* [Exercise goal]
Whenever a line below includes the word "data", copy that line.

= Beginning of Section =

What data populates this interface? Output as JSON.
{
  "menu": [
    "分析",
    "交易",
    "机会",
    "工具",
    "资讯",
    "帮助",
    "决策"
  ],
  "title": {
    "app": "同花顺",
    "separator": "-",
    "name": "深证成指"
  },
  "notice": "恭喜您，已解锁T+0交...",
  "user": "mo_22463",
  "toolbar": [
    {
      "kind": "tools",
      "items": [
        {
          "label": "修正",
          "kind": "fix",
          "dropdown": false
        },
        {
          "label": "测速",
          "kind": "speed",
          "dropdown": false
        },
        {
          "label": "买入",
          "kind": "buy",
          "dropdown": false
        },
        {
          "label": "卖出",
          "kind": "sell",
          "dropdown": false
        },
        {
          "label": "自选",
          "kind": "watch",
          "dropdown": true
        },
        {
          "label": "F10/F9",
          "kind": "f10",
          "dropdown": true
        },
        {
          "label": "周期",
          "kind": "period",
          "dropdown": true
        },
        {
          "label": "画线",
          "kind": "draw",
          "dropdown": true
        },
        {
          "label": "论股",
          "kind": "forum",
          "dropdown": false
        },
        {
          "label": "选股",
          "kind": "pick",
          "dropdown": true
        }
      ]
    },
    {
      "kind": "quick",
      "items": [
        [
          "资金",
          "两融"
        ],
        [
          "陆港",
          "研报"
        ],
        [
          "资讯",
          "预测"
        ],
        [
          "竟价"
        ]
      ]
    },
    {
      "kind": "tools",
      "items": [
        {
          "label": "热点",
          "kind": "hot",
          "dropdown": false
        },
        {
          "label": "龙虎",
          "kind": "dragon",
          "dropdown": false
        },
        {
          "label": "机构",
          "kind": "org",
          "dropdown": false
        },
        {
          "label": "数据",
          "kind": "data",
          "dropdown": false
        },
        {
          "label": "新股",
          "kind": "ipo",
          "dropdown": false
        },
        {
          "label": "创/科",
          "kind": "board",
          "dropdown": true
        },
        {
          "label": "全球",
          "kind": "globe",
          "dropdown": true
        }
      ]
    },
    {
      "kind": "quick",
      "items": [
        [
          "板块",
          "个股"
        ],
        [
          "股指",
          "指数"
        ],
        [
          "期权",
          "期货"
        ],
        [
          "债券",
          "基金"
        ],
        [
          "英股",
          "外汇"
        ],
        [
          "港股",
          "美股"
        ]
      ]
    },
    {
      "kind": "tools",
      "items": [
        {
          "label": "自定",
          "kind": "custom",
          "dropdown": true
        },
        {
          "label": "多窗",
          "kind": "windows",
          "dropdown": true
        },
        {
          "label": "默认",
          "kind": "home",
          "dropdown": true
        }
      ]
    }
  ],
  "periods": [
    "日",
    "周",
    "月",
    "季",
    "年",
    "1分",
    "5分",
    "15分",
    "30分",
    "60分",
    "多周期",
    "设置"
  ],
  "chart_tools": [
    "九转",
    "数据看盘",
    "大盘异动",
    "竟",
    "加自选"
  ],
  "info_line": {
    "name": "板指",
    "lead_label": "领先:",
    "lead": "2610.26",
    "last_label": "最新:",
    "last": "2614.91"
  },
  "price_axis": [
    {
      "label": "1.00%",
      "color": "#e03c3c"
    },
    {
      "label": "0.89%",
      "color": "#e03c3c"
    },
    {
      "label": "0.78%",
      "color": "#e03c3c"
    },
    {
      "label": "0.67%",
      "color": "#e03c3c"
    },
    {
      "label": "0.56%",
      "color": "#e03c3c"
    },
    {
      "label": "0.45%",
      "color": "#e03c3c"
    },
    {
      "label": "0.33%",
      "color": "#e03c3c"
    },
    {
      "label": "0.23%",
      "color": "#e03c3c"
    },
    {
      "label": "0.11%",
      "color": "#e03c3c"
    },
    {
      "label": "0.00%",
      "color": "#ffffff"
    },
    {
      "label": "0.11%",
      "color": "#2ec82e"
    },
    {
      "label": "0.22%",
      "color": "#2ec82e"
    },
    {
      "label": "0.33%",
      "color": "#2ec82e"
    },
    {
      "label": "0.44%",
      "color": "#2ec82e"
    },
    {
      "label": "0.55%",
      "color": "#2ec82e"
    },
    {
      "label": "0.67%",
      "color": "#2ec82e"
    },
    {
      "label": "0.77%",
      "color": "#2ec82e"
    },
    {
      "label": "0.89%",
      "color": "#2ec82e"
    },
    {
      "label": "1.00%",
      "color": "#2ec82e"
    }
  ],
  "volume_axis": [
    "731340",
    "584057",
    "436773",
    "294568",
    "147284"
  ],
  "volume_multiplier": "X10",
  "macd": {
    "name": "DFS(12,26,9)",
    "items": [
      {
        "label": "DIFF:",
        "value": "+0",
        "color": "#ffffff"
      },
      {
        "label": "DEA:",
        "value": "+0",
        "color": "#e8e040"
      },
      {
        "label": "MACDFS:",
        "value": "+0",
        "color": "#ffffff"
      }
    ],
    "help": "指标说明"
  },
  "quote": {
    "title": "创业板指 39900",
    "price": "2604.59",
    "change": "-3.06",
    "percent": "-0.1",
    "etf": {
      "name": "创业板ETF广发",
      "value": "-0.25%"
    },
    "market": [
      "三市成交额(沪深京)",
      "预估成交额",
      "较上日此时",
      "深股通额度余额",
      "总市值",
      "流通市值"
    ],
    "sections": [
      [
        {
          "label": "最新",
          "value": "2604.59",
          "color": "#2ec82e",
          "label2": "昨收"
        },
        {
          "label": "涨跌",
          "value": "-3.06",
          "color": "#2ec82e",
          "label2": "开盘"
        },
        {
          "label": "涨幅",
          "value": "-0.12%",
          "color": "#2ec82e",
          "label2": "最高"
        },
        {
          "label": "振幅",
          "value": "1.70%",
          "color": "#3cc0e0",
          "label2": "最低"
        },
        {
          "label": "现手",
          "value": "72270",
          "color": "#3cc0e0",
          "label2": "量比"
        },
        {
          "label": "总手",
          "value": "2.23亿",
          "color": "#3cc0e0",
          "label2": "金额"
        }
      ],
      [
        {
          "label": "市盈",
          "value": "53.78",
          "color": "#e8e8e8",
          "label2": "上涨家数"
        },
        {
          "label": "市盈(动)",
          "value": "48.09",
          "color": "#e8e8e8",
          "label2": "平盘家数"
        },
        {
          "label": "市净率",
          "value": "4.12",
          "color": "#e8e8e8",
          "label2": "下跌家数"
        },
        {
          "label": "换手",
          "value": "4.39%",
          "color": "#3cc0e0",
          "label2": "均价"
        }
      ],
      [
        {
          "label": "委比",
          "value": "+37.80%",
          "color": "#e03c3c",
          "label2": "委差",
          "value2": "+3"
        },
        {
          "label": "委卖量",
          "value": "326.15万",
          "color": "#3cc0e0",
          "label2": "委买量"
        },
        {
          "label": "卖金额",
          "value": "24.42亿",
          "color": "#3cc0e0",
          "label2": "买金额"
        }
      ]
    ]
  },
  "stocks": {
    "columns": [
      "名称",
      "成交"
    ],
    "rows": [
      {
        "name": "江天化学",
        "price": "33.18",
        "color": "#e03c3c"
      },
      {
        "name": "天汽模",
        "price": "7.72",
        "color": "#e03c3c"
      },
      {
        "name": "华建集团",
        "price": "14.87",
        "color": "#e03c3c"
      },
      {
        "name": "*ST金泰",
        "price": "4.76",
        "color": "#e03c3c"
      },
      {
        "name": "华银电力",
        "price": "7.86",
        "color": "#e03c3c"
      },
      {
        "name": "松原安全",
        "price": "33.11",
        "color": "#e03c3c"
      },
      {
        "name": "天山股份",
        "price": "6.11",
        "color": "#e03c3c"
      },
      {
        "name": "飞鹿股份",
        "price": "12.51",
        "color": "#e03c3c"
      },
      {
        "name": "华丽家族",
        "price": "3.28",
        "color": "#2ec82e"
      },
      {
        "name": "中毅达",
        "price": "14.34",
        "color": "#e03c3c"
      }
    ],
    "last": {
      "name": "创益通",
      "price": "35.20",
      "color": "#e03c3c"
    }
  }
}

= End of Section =

* [Answer box]
What data populates this interface? Output as JSON.
          "kind": "data",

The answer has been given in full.